The billionaire businessman has also cancelled a deal costing some 3,000 jobs.
The staunch Remainer, who campaigned against the Leave vote and has since urged parliament to “take a second look” at the referendum, revealed the losses on Good Morning Britain.
“We’re not any worse than anybody else, but I suspect we’ve lost a third of our value,” he said.
He added: “We were about to do a very big deal, we’ve cancelled that deal that would have involved 3,000 jobs.”
Branson, who has also publicly backed a petition calling for a second referendum, added: “When Brexiteers told the public that people were exaggerating that there would be a financial meltdown I think that its been proven that they were not exaggerating.
“We’re heading towards disaster and therefore in business if you realise you made a bad decision you change it. And we’re not saying overrule it, just let the same people who voted have another chance and that’s democratic.”
Branson also warned that Chinese business partners were already pulling investment from the UK after the vote last Friday.
He told the Guardian: “I met with a group of Chinese businessmen yesterday morning who have invested heavily in England and who are now going to stop investing and withdraw investments they’ve already made.”

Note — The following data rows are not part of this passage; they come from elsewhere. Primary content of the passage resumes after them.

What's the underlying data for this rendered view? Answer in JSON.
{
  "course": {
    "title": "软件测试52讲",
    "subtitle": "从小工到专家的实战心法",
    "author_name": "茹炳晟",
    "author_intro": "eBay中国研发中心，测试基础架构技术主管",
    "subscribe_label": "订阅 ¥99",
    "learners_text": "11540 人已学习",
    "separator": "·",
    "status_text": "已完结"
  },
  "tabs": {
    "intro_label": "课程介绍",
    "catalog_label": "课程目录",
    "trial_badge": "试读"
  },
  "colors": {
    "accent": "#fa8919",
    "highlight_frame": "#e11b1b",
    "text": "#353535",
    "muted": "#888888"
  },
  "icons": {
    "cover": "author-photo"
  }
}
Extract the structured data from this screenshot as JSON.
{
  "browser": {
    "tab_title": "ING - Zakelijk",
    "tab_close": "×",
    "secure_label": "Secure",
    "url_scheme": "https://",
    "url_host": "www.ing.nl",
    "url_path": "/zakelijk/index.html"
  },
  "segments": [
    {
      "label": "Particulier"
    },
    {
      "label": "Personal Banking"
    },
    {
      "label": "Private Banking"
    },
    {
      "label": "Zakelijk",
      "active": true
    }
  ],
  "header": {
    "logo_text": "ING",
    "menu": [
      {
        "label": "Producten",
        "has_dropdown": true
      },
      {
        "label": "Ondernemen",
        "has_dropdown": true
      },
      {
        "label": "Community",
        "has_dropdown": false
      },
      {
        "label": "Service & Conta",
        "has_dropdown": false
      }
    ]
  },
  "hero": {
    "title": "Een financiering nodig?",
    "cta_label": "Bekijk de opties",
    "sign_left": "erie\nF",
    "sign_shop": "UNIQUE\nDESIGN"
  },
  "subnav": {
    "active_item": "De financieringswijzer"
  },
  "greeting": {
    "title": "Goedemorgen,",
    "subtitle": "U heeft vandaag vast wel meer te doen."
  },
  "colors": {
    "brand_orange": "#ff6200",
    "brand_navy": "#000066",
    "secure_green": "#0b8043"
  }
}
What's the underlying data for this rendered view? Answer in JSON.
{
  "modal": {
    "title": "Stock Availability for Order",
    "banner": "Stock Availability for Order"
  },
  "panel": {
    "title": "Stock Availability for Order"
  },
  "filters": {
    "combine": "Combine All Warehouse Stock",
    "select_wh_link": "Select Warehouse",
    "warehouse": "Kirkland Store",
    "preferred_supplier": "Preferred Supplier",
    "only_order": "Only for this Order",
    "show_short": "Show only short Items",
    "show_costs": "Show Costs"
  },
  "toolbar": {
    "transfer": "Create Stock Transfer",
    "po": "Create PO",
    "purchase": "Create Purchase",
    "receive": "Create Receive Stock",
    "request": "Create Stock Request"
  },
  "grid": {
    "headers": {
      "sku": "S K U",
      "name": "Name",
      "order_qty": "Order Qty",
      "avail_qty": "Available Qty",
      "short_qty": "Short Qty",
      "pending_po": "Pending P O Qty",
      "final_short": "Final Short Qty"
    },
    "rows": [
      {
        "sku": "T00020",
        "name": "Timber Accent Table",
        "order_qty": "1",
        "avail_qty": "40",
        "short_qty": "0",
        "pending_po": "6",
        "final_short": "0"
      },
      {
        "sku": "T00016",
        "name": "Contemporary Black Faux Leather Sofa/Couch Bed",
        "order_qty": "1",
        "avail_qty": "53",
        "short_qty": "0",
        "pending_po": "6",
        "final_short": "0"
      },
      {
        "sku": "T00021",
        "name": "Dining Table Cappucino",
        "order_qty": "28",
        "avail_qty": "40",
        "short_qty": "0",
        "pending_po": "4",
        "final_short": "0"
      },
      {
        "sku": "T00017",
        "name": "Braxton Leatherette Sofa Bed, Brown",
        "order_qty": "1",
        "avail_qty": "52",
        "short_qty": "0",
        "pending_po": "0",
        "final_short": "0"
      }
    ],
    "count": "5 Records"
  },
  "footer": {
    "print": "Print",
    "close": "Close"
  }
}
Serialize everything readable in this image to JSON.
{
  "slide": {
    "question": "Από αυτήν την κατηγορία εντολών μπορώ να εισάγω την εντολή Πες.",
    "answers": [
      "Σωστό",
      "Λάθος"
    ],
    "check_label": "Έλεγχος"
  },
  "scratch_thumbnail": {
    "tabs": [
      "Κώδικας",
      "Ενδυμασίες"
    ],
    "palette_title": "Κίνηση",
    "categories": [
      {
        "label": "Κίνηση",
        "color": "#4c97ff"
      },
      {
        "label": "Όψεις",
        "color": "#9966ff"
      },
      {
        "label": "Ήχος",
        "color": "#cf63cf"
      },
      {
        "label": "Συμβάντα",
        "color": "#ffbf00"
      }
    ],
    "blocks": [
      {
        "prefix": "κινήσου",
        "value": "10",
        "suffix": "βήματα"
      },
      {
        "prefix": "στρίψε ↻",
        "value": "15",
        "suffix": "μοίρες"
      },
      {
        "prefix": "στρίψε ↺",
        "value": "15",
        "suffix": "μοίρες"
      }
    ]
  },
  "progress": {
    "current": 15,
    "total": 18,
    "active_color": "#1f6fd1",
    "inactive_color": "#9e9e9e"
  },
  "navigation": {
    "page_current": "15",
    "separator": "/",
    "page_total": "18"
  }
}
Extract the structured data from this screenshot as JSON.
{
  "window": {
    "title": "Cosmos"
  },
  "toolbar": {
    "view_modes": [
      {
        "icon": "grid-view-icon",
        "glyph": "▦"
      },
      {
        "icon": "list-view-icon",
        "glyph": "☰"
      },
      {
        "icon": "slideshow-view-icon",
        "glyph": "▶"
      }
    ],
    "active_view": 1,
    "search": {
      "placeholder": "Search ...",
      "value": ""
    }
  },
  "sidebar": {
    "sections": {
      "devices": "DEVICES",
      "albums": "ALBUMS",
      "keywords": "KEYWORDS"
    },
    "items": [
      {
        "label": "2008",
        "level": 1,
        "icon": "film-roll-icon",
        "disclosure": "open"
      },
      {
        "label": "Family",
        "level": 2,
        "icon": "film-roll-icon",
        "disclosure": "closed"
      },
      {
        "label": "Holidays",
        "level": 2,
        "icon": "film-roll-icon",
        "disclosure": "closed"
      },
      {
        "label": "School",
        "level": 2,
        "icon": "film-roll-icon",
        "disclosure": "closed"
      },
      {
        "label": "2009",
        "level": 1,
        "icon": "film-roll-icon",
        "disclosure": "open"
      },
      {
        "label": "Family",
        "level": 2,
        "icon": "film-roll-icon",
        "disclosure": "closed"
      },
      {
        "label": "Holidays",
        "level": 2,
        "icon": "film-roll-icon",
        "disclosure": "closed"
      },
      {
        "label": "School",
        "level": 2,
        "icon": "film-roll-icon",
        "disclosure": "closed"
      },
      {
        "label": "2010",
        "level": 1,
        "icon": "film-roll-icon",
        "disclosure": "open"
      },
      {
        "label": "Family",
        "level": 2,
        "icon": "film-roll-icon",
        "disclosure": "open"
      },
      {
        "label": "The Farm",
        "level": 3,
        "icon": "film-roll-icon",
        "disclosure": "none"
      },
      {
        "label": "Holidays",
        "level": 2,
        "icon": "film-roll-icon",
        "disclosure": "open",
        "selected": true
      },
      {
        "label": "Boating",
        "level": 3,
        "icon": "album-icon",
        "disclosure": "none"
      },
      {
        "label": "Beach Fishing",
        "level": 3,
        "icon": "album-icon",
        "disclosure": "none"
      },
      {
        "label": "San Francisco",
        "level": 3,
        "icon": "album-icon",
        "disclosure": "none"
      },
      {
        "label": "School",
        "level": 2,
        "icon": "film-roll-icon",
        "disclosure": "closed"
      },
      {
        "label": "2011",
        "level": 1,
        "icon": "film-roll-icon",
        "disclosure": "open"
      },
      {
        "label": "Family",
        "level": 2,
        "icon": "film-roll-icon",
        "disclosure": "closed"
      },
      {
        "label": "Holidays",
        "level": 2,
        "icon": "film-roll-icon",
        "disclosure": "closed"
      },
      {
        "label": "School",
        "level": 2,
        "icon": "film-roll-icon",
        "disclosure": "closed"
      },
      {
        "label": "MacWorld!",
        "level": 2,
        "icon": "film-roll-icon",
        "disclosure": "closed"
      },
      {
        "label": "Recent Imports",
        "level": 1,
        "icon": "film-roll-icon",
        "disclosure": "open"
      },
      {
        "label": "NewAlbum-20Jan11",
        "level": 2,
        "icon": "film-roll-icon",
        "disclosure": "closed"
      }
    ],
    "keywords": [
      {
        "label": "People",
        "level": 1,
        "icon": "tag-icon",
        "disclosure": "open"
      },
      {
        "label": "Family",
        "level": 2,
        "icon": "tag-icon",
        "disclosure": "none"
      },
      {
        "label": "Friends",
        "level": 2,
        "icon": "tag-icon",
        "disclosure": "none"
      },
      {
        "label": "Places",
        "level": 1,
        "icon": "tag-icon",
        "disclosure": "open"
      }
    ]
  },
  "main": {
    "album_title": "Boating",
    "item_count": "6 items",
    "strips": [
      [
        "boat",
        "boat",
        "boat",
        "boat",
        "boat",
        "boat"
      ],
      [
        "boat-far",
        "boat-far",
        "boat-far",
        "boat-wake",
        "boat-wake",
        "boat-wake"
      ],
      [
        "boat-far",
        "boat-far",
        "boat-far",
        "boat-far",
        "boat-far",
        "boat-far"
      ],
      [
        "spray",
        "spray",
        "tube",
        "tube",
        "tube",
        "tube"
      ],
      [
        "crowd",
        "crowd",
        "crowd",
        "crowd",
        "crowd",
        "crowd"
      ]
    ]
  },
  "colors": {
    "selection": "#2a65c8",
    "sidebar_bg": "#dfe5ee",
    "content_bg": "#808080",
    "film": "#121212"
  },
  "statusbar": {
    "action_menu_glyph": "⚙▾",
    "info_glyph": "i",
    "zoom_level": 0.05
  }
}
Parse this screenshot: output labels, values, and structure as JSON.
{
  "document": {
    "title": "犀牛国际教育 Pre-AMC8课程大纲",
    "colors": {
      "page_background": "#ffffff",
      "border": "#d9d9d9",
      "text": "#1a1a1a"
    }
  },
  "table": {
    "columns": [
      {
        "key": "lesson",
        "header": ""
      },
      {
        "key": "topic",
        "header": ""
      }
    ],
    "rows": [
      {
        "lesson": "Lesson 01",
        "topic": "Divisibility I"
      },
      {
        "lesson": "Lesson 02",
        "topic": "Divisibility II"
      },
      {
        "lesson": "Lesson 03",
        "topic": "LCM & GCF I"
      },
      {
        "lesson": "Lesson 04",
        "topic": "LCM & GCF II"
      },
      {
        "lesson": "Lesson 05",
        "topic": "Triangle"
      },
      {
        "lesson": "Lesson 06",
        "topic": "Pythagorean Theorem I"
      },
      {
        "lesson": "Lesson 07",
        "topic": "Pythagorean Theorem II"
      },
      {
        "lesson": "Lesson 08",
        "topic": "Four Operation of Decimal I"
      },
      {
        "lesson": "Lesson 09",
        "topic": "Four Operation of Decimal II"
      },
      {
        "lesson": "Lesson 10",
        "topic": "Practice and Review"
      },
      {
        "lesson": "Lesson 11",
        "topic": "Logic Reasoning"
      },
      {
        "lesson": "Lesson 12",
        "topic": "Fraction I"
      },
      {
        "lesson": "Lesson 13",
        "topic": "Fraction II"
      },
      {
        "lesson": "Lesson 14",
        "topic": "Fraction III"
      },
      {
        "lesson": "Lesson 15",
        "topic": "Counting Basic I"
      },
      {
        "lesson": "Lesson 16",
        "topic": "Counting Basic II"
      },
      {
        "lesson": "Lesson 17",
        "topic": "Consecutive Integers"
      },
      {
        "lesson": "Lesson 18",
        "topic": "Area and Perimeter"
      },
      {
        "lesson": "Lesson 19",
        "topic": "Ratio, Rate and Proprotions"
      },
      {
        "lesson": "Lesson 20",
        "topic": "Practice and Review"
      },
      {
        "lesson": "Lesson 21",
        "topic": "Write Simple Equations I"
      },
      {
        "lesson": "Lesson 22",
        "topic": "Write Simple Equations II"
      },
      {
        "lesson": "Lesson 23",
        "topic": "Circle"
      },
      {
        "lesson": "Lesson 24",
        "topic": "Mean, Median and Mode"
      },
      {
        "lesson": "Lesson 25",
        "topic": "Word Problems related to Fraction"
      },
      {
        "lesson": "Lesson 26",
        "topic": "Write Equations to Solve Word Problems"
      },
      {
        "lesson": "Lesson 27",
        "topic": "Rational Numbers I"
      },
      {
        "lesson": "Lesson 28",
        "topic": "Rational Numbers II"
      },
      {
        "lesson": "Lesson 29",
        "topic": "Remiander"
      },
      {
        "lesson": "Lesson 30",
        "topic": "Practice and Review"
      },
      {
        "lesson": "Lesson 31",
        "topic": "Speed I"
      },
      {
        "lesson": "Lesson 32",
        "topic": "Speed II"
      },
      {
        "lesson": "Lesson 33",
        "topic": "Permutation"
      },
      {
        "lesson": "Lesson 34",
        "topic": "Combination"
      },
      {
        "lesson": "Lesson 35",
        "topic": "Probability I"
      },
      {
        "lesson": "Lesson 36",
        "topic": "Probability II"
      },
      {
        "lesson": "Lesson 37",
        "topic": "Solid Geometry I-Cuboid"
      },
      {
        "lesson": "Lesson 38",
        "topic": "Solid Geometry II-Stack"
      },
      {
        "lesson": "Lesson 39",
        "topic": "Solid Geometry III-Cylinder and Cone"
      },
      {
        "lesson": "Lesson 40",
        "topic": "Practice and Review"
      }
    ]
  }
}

“I’m afraid that based on misinformation, people voted for Brexit, which is basically voting for a way of shooting themselves in the foot. The last two days has been absolute pandemonium worldwide in the markets, the pound crashing, the stock markets crashing, and we are heading rapidly towards a recession again. It’s just too sad, so so sad.”
As a result of the 51.9% to 48.1% vote, which saw a turnout of 72.2%, the accompanying market crash saw the pound plummet to a low not seen since 1985.
And it hasn’t just affected those in the Remain camp.
Peter Hargreaves, the biggest individual donor to the Leave campaign, has lost more than £400m in a share price meltdown since the result was announced.
Hargreaves, who gave £3.2m to the campaign, has seen the value of his shareholding in the FTSE-100 listed company fall by 24%.